The Food Industry as a cautionary tale
Last week at a conference in New York, I presented fallout from the business world’s most cautionary tale: The Food Industry.
- Dangerous acts of omission
- Disregarded warnings and signals
- Unpleasant fate for organizations and their leaders
The frenzied way food companies are working to recover from a chronic failure to see and pull the future into their organizations is having a mocking effect on growth and earnings.
A 30,000-foot view of just a few conditions that forecast more challenging consequences:
- Store brand sales are outpacing national brands—the mix negatively impacts financials.
- Consumers of all incomes and demographics are migrating to limited assortment deep discounters.
- Last mile fulfillment is eroding profits with additional transport and handling costs.
- E-commerce is cannibalizing in-store traffic, and high profit impulse sales are in decline.
- Supermarkets are feeling harsh effects from the swell of off-premise consumption. Food availability intercepts consumers wherever they can be found--reducing supermarket visits.
- Fast food unit saturation from easy credit and franchising.
- Rents, debt levels, labor costs and unsuccessful investments to draw patrons are producing a wave of bankruptcies and closures.
- Traffic at most majors is down; square footage is unoccupied at full service locations.
- Surge in takeout and delivery is killing profit: Double-digit commissions to third party delivery services, loss of high profit alcohol and dessert sales.
- Reasons for declines include falling football viewership (pizza, burgers), reduced housing and infrastructure construction (lost lunch dollars), Netflix (eat at home; home theaters), healthcare costs, half of all consumers (including millennials and Gen-X) still struggling to buy groceries, low immigration (a key fast food demographic). (partial sources: IRI, Wendy’s CEO)

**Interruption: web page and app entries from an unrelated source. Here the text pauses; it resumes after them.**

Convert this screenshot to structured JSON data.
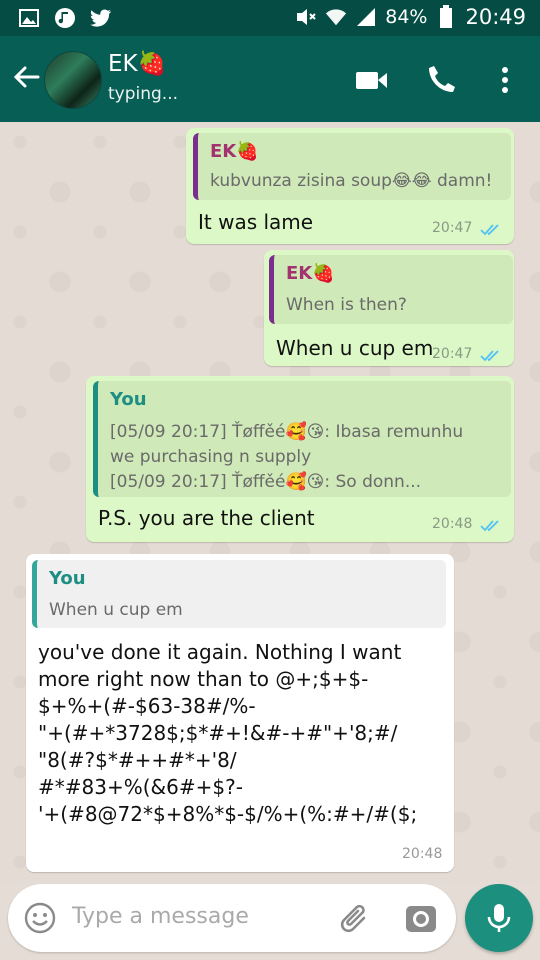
{
  "status_bar": {
    "battery": "84%",
    "clock": "20:49"
  },
  "header": {
    "contact_name": "EK🍓",
    "contact_status": "typing..."
  },
  "messages": [
    {
      "quote_name": "EK🍓",
      "quote_line1": "kubvunza zisina soup😂😂 damn!",
      "text": "It was lame",
      "time": "20:47"
    },
    {
      "quote_name": "EK🍓",
      "quote_line1": "When is then?",
      "text": "When u cup em",
      "time": "20:47"
    },
    {
      "quote_name": "You",
      "quote_line1": "[05/09 20:17] Ťøffěé🥰😘: Ibasa remunhu",
      "quote_line2": "we purchasing n supply",
      "quote_line3": "[05/09 20:17] Ťøffěé🥰😘: So donn...",
      "text": "P.S. you are the client",
      "time": "20:48"
    },
    {
      "quote_name": "You",
      "quote_line1": "When u cup em",
      "lines": [
        "you've done it again. Nothing I want",
        "more right now than to @+;$+$-",
        "$+%+(#-$63-38#/%-",
        "\"+(#+*3728$;$*#+!&#-+#\"+'8;#/",
        "\"8(#?$*#++#*+'8/",
        "#*#83+%(&6#+$?-",
        "'+(#8@72*$+8%*$-$/%+(%:#+/#($;"
      ],
      "time": "20:48"
    }
  ],
  "input": {
    "placeholder": "Type a message"
  },
  "icons": {
    "back": "arrow-left-icon",
    "video": "video-call-icon",
    "phone": "phone-icon",
    "menu": "more-vert-icon",
    "emoji": "emoji-icon",
    "attach": "paperclip-icon",
    "camera": "camera-icon",
    "mic": "mic-icon"
  },
  "colors": {
    "header": "#075e54",
    "status_bar": "#054d44",
    "outgoing_bubble": "#dcf8c6",
    "incoming_bubble": "#ffffff",
    "read_ticks": "#4fc3f7",
    "mic_button": "#1c8f7e"
  }
}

Manufacturers (Pentallect’s summary of Top 20 F&B filings)
- Average 5.5% revenue growth YTD versus 2017. Of this, 9% is attributable to volume growth, 27% to price/mix, 64% to acquisitions.
- Gross and operating profit 1.0% and -0.5% respectfully.
- Only one in four top manufacturers reported positive results in four key metrics: Sales, Gross Profit, Operating Expense and Operating Profit.
- Until now, value streams had an all-encompassing flow directed to a constant consumer base that did not require much variation. This model is gone forever, but implications continue to escape CEO and board scrutiny.
- Ineffectively-examined food companies are still working from value propositions and business models that are out of date and out of sync with consumers and channel partners.
- Innovation is distinct from R&D with narrow overlap. R&D is easy to duplicate; innovation is not. Propensity for SKU proliferation is wreaking havoc on a system collapsing on itself with no shared value in the chain.
- Ask, and companies struggle to explain exactly how they create value in the new industry paradigm.
- The cycle of every new novelty fast-tracking to permanent consumer adoption will speed up and multiply.
The food industry will never return to where it once was.
But despite all the activity, corporate results unfortunately remain largely frozen, paralyzed.
CEOs and boards do well to get a very clear and accurate picture of what’s changed and why, what’s coming and how to invest to protect and grow their organizations.